Directions
Retype each entry below exactly as it stands.
○ ○ ○ ○
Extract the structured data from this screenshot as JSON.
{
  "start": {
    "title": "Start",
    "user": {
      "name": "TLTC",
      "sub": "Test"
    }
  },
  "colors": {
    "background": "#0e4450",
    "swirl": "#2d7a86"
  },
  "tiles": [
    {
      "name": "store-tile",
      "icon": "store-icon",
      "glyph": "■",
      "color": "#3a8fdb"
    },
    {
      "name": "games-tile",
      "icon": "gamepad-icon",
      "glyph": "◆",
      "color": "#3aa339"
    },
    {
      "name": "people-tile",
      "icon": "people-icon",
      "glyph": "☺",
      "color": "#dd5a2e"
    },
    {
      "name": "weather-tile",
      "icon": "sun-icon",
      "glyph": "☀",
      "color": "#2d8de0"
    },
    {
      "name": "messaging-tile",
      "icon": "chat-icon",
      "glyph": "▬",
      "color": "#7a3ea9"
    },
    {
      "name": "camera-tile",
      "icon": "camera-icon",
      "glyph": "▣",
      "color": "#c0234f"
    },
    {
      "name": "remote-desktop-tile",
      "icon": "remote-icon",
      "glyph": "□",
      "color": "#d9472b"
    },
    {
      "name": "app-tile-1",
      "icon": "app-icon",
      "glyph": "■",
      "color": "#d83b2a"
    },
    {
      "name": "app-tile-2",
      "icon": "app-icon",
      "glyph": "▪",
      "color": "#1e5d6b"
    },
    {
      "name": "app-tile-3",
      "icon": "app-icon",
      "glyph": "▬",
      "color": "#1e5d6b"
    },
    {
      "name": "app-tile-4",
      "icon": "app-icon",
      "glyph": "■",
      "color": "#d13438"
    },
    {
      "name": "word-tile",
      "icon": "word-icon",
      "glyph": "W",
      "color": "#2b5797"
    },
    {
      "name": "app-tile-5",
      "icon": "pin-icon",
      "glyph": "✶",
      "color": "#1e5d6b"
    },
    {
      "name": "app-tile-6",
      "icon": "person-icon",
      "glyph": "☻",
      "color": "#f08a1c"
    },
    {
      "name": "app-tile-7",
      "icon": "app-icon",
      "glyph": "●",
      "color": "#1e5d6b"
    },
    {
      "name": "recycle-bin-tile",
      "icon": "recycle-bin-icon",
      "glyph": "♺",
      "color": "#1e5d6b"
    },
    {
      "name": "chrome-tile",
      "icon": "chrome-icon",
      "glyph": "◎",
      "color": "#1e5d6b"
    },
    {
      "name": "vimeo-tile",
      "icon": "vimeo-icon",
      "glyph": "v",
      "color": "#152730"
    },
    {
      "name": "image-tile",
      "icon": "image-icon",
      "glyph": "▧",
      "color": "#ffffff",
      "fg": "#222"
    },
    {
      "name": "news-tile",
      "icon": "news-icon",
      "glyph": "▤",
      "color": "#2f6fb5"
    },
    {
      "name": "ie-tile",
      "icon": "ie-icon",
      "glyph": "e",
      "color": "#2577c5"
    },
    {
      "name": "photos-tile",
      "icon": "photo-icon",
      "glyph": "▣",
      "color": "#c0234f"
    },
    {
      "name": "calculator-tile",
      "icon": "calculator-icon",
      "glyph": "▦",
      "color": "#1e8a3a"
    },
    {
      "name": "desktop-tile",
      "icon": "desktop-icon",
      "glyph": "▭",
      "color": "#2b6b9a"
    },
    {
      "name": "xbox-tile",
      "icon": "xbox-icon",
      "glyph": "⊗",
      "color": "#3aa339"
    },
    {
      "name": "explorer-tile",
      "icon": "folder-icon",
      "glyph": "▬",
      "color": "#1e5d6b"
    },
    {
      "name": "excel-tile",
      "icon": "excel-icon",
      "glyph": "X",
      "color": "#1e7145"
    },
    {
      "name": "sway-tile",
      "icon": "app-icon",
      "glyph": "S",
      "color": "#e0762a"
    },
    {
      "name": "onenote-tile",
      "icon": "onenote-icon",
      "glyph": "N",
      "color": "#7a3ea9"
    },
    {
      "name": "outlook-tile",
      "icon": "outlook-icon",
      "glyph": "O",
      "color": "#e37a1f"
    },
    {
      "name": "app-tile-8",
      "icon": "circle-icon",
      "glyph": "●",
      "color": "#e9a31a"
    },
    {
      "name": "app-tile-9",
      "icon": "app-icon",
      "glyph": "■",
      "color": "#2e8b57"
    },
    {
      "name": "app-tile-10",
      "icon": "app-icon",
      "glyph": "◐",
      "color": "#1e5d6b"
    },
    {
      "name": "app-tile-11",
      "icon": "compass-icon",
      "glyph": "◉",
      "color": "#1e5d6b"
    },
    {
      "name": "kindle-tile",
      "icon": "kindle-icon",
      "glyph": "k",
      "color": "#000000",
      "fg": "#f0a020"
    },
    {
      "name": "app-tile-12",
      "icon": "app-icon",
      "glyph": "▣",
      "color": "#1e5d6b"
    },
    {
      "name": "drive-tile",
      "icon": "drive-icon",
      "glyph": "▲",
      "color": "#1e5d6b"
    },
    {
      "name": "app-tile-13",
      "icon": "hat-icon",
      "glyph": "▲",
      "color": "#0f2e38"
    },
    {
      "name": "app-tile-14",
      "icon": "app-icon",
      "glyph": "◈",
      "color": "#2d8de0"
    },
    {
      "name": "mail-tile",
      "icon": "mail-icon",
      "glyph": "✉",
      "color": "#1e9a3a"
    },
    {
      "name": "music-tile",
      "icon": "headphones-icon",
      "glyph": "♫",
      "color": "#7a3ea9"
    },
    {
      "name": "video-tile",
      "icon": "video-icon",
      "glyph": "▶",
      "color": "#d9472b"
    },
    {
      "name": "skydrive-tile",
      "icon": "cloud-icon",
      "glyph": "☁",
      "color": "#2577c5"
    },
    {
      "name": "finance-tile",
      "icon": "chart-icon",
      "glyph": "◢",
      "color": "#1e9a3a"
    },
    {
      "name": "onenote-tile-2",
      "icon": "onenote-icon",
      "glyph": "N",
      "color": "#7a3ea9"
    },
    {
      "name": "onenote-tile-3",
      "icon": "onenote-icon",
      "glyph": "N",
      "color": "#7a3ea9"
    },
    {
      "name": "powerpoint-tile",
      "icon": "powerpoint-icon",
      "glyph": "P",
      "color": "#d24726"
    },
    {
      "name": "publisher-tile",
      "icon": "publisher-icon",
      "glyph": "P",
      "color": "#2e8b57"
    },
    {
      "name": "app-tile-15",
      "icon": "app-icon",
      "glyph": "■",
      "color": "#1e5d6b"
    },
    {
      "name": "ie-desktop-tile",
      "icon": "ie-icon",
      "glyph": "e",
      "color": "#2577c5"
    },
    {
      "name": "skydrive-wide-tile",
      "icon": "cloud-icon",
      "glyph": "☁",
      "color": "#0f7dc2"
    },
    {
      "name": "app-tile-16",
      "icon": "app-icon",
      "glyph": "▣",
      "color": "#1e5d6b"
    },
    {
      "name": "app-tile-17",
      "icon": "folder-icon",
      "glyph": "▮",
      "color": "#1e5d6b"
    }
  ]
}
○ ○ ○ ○
Written answer
Extract the structured data from this screenshot as JSON.
{
  "start": {
    "title": "Start",
    "user": {
      "name": "TLTC",
      "sub": "Test"
    }
  },
  "colors": {
    "background": "#0e4450",
    "swirl": "#2d7a86"
  },
  "tiles": [
    {
      "name": "store-tile",
      "icon": "store-icon",
      "glyph": "■",
      "color": "#3a8fdb"
    },
    {
      "name": "games-tile",
      "icon": "gamepad-icon",
      "glyph": "◆",
      "color": "#3aa339"
    },
    {
      "name": "people-tile",
      "icon": "people-icon",
      "glyph": "☺",
      "color": "#dd5a2e"
    },
    {
      "name": "weather-tile",
      "icon": "sun-icon",
      "glyph": "☀",
      "color": "#2d8de0"
    },
    {
      "name": "messaging-tile",
      "icon": "chat-icon",
      "glyph": "▬",
      "color": "#7a3ea9"
    },
    {
      "name": "camera-tile",
      "icon": "camera-icon",
      "glyph": "▣",
      "color": "#c0234f"
    },
    {
      "name": "remote-desktop-tile",
      "icon": "remote-icon",
      "glyph": "□",
      "color": "#d9472b"
    },
    {
      "name": "app-tile-1",
      "icon": "app-icon",
      "glyph": "■",
      "color": "#d83b2a"
    },
    {
      "name": "app-tile-2",
      "icon": "app-icon",
      "glyph": "▪",
      "color": "#1e5d6b"
    },
    {
      "name": "app-tile-3",
      "icon": "app-icon",
      "glyph": "▬",
      "color": "#1e5d6b"
    },
    {
      "name": "app-tile-4",
      "icon": "app-icon",
      "glyph": "■",
      "color": "#d13438"
    },
    {
      "name": "word-tile",
      "icon": "word-icon",
      "glyph": "W",
      "color": "#2b5797"
    },
    {
      "name": "app-tile-5",
      "icon": "pin-icon",
      "glyph": "✶",
      "color": "#1e5d6b"
    },
    {
      "name": "app-tile-6",
      "icon": "person-icon",
      "glyph": "☻",
      "color": "#f08a1c"
    },
    {
      "name": "app-tile-7",
      "icon": "app-icon",
      "glyph": "●",
      "color": "#1e5d6b"
    },
    {
      "name": "recycle-bin-tile",
      "icon": "recycle-bin-icon",
      "glyph": "♺",
      "color": "#1e5d6b"
    },
    {
      "name": "chrome-tile",
      "icon": "chrome-icon",
      "glyph": "◎",
      "color": "#1e5d6b"
    },
    {
      "name": "vimeo-tile",
      "icon": "vimeo-icon",
      "glyph": "v",
      "color": "#152730"
    },
    {
      "name": "image-tile",
      "icon": "image-icon",
      "glyph": "▧",
      "color": "#ffffff",
      "fg": "#222"
    },
    {
      "name": "news-tile",
      "icon": "news-icon",
      "glyph": "▤",
      "color": "#2f6fb5"
    },
    {
      "name": "ie-tile",
      "icon": "ie-icon",
      "glyph": "e",
      "color": "#2577c5"
    },
    {
      "name": "photos-tile",
      "icon": "photo-icon",
      "glyph": "▣",
      "color": "#c0234f"
    },
    {
      "name": "calculator-tile",
      "icon": "calculator-icon",
      "glyph": "▦",
      "color": "#1e8a3a"
    },
    {
      "name": "desktop-tile",
      "icon": "desktop-icon",
      "glyph": "▭",
      "color": "#2b6b9a"
    },
    {
      "name": "xbox-tile",
      "icon": "xbox-icon",
      "glyph": "⊗",
      "color": "#3aa339"
    },
    {
      "name": "explorer-tile",
      "icon": "folder-icon",
      "glyph": "▬",
      "color": "#1e5d6b"
    },
    {
      "name": "excel-tile",
      "icon": "excel-icon",
      "glyph": "X",
      "color": "#1e7145"
    },
    {
      "name": "sway-tile",
      "icon": "app-icon",
      "glyph": "S",
      "color": "#e0762a"
    },
    {
      "name": "onenote-tile",
      "icon": "onenote-icon",
      "glyph": "N",
      "color": "#7a3ea9"
    },
    {
      "name": "outlook-tile",
      "icon": "outlook-icon",
      "glyph": "O",
      "color": "#e37a1f"
    },
    {
      "name": "app-tile-8",
      "icon": "circle-icon",
      "glyph": "●",
      "color": "#e9a31a"
    },
    {
      "name": "app-tile-9",
      "icon": "app-icon",
      "glyph": "■",
      "color": "#2e8b57"
    },
    {
      "name": "app-tile-10",
      "icon": "app-icon",
      "glyph": "◐",
      "color": "#1e5d6b"
    },
    {
      "name": "app-tile-11",
      "icon": "compass-icon",
      "glyph": "◉",
      "color": "#1e5d6b"
    },
    {
      "name": "kindle-tile",
      "icon": "kindle-icon",
      "glyph": "k",
      "color": "#000000",
      "fg": "#f0a020"
    },
    {
      "name": "app-tile-12",
      "icon": "app-icon",
      "glyph": "▣",
      "color": "#1e5d6b"
    },
    {
      "name": "drive-tile",
      "icon": "drive-icon",
      "glyph": "▲",
      "color": "#1e5d6b"
    },
    {
      "name": "app-tile-13",
      "icon": "hat-icon",
      "glyph": "▲",
      "color": "#0f2e38"
    },
    {
      "name": "app-tile-14",
      "icon": "app-icon",
      "glyph": "◈",
      "color": "#2d8de0"
    },
    {
      "name": "mail-tile",
      "icon": "mail-icon",
      "glyph": "✉",
      "color": "#1e9a3a"
    },
    {
      "name": "music-tile",
      "icon": "headphones-icon",
      "glyph": "♫",
      "color": "#7a3ea9"
    },
    {
      "name": "video-tile",
      "icon": "video-icon",
      "glyph": "▶",
      "color": "#d9472b"
    },
    {
      "name": "skydrive-tile",
      "icon": "cloud-icon",
      "glyph": "☁",
      "color": "#2577c5"
    },
    {
      "name": "finance-tile",
      "icon": "chart-icon",
      "glyph": "◢",
      "color": "#1e9a3a"
    },
    {
      "name": "onenote-tile-2",
      "icon": "onenote-icon",
      "glyph": "N",
      "color": "#7a3ea9"
    },
    {
      "name": "onenote-tile-3",
      "icon": "onenote-icon",
      "glyph": "N",
      "color": "#7a3ea9"
    },
    {
      "name": "powerpoint-tile",
      "icon": "powerpoint-icon",
      "glyph": "P",
      "color": "#d24726"
    },
    {
      "name": "publisher-tile",
      "icon": "publisher-icon",
      "glyph": "P",
      "color": "#2e8b57"
    },
    {
      "name": "app-tile-15",
      "icon": "app-icon",
      "glyph": "■",
      "color": "#1e5d6b"
    },
    {
      "name": "ie-desktop-tile",
      "icon": "ie-icon",
      "glyph": "e",
      "color": "#2577c5"
    },
    {
      "name": "skydrive-wide-tile",
      "icon": "cloud-icon",
      "glyph": "☁",
      "color": "#0f7dc2"
    },
    {
      "name": "app-tile-16",
      "icon": "app-icon",
      "glyph": "▣",
      "color": "#1e5d6b"
    },
    {
      "name": "app-tile-17",
      "icon": "folder-icon",
      "glyph": "▮",
      "color": "#1e5d6b"
    }
  ]
}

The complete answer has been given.